▸ How to complete this task
In your copy, leave out the pictures and repeat every record exactly.

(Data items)
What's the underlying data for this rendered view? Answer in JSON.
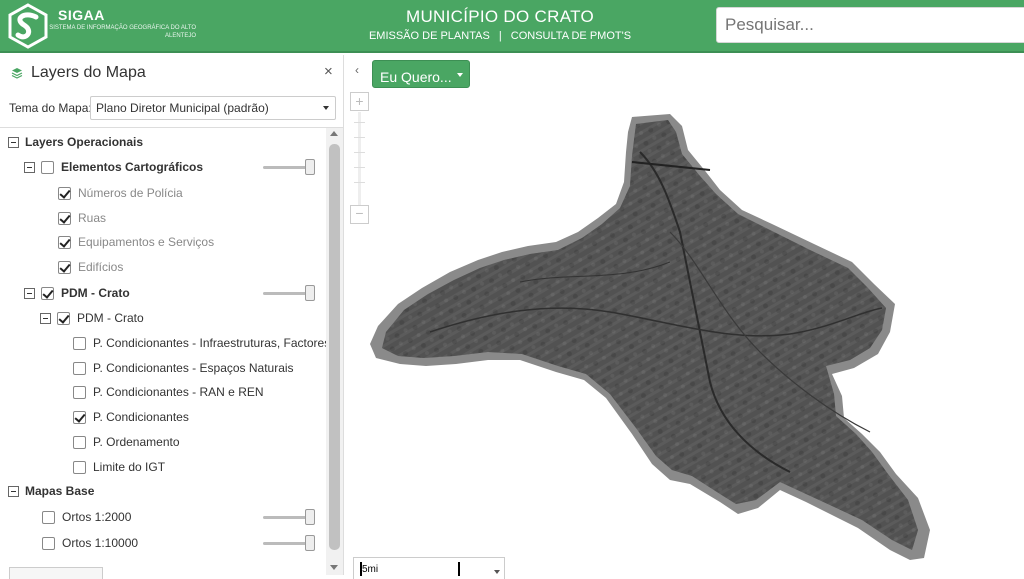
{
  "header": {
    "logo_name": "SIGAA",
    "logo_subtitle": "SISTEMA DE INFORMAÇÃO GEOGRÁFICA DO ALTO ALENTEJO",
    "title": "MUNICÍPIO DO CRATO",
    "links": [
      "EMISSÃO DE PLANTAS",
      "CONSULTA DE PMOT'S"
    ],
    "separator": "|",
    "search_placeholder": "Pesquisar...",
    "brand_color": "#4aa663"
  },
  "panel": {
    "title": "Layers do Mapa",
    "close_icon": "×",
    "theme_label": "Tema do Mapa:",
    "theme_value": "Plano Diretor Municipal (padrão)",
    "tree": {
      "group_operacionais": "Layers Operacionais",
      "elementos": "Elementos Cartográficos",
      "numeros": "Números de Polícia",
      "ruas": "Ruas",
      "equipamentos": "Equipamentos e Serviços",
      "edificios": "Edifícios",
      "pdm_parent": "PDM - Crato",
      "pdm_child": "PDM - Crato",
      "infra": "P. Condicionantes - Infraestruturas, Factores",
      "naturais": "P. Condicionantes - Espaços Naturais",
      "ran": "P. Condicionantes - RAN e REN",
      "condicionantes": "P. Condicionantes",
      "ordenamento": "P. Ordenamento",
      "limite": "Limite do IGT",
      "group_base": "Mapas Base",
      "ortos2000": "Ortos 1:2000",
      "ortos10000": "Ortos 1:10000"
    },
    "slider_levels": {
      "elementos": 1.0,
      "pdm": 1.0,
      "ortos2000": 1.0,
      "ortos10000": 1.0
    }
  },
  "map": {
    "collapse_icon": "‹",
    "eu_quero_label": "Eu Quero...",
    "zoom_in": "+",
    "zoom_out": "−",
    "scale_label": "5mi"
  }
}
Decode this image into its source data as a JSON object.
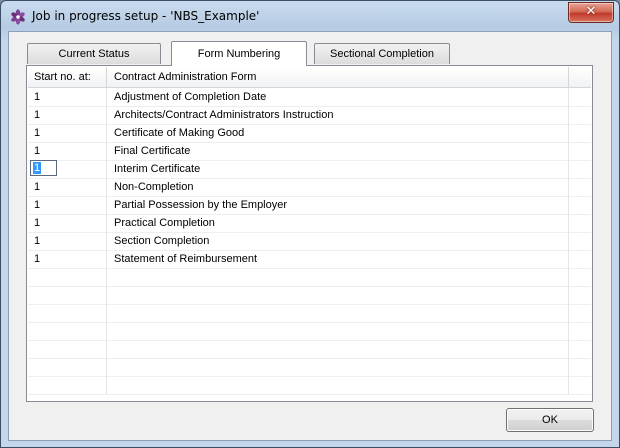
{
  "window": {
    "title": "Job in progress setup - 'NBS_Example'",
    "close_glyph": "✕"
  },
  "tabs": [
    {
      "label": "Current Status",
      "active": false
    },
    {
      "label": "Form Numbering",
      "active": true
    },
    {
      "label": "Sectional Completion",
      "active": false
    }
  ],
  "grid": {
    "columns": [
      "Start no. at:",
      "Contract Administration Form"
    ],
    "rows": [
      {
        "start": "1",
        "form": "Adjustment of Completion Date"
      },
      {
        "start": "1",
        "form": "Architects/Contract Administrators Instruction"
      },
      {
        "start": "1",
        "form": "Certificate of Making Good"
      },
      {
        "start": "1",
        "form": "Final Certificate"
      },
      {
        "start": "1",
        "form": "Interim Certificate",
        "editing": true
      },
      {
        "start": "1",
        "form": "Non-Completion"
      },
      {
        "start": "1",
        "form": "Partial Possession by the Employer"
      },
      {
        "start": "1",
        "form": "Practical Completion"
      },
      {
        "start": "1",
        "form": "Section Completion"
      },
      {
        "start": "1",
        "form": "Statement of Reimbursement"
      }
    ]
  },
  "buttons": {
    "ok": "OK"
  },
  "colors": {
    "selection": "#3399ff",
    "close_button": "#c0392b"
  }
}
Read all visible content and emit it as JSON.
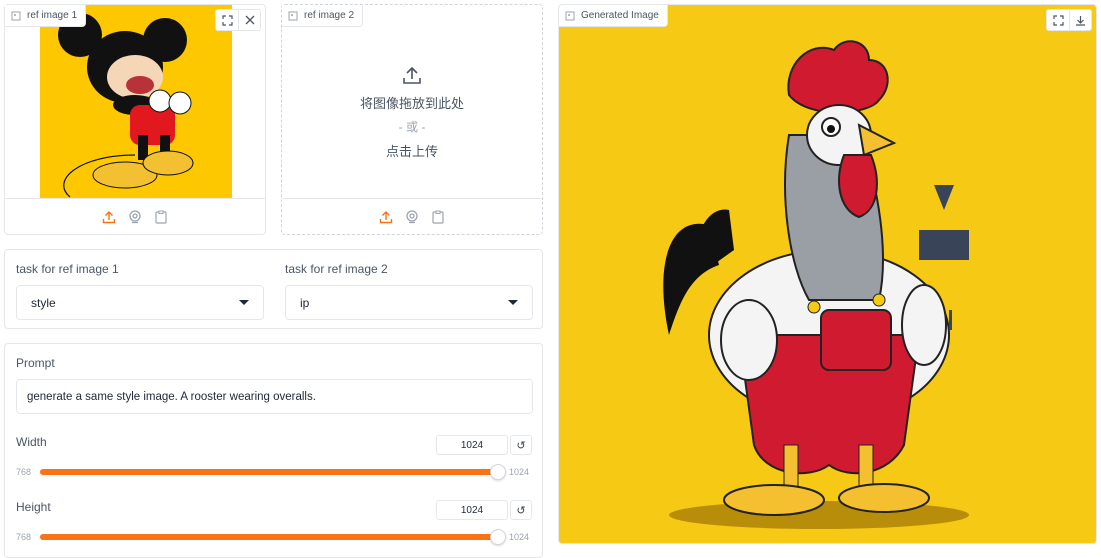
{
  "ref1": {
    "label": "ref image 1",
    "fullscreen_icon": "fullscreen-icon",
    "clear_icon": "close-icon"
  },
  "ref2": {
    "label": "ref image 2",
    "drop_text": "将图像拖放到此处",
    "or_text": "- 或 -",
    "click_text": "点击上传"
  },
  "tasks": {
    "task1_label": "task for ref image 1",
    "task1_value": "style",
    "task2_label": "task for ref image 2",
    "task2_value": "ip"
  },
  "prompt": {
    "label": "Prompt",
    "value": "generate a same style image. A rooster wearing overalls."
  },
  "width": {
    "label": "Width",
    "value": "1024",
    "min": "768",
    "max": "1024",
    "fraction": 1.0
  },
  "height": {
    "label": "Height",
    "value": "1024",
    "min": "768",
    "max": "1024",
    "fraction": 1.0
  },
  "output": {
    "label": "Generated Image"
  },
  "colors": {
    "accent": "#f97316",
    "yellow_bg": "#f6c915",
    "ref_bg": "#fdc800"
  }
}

▸ Written answer
What's the underlying data for this rendered view? Answer in JSON.
{
  "header": {
    "logo_name": "SIGAA",
    "logo_subtitle": "SISTEMA DE INFORMAÇÃO GEOGRÁFICA DO ALTO ALENTEJO",
    "title": "MUNICÍPIO DO CRATO",
    "links": [
      "EMISSÃO DE PLANTAS",
      "CONSULTA DE PMOT'S"
    ],
    "separator": "|",
    "search_placeholder": "Pesquisar...",
    "brand_color": "#4aa663"
  },
  "panel": {
    "title": "Layers do Mapa",
    "close_icon": "×",
    "theme_label": "Tema do Mapa:",
    "theme_value": "Plano Diretor Municipal (padrão)",
    "tree": {
      "group_operacionais": "Layers Operacionais",
      "elementos": "Elementos Cartográficos",
      "numeros": "Números de Polícia",
      "ruas": "Ruas",
      "equipamentos": "Equipamentos e Serviços",
      "edificios": "Edifícios",
      "pdm_parent": "PDM - Crato",
      "pdm_child": "PDM - Crato",
      "infra": "P. Condicionantes - Infraestruturas, Factores",
      "naturais": "P. Condicionantes - Espaços Naturais",
      "ran": "P. Condicionantes - RAN e REN",
      "condicionantes": "P. Condicionantes",
      "ordenamento": "P. Ordenamento",
      "limite": "Limite do IGT",
      "group_base": "Mapas Base",
      "ortos2000": "Ortos 1:2000",
      "ortos10000": "Ortos 1:10000"
    },
    "slider_levels": {
      "elementos": 1.0,
      "pdm": 1.0,
      "ortos2000": 1.0,
      "ortos10000": 1.0
    }
  },
  "map": {
    "collapse_icon": "‹",
    "eu_quero_label": "Eu Quero...",
    "zoom_in": "+",
    "zoom_out": "−",
    "scale_label": "5mi"
  }
}
Decode this image into its source data as a JSON object.
{
  "window": {
    "title": "Job in progress setup - 'NBS_Example'",
    "close_glyph": "✕"
  },
  "tabs": [
    {
      "label": "Current Status",
      "active": false
    },
    {
      "label": "Form Numbering",
      "active": true
    },
    {
      "label": "Sectional Completion",
      "active": false
    }
  ],
  "grid": {
    "columns": [
      "Start no. at:",
      "Contract Administration Form"
    ],
    "rows": [
      {
        "start": "1",
        "form": "Adjustment of Completion Date"
      },
      {
        "start": "1",
        "form": "Architects/Contract Administrators Instruction"
      },
      {
        "start": "1",
        "form": "Certificate of Making Good"
      },
      {
        "start": "1",
        "form": "Final Certificate"
      },
      {
        "start": "1",
        "form": "Interim Certificate",
        "editing": true
      },
      {
        "start": "1",
        "form": "Non-Completion"
      },
      {
        "start": "1",
        "form": "Partial Possession by the Employer"
      },
      {
        "start": "1",
        "form": "Practical Completion"
      },
      {
        "start": "1",
        "form": "Section Completion"
      },
      {
        "start": "1",
        "form": "Statement of Reimbursement"
      }
    ]
  },
  "buttons": {
    "ok": "OK"
  },
  "colors": {
    "selection": "#3399ff",
    "close_button": "#c0392b"
  }
}
Read all visible content and emit it as JSON.
{
  "ref1": {
    "label": "ref image 1",
    "fullscreen_icon": "fullscreen-icon",
    "clear_icon": "close-icon"
  },
  "ref2": {
    "label": "ref image 2",
    "drop_text": "将图像拖放到此处",
    "or_text": "- 或 -",
    "click_text": "点击上传"
  },
  "tasks": {
    "task1_label": "task for ref image 1",
    "task1_value": "style",
    "task2_label": "task for ref image 2",
    "task2_value": "ip"
  },
  "prompt": {
    "label": "Prompt",
    "value": "generate a same style image. A rooster wearing overalls."
  },
  "width": {
    "label": "Width",
    "value": "1024",
    "min": "768",
    "max": "1024",
    "fraction": 1.0
  },
  "height": {
    "label": "Height",
    "value": "1024",
    "min": "768",
    "max": "1024",
    "fraction": 1.0
  },
  "output": {
    "label": "Generated Image"
  },
  "colors": {
    "accent": "#f97316",
    "yellow_bg": "#f6c915",
    "ref_bg": "#fdc800"
  }
}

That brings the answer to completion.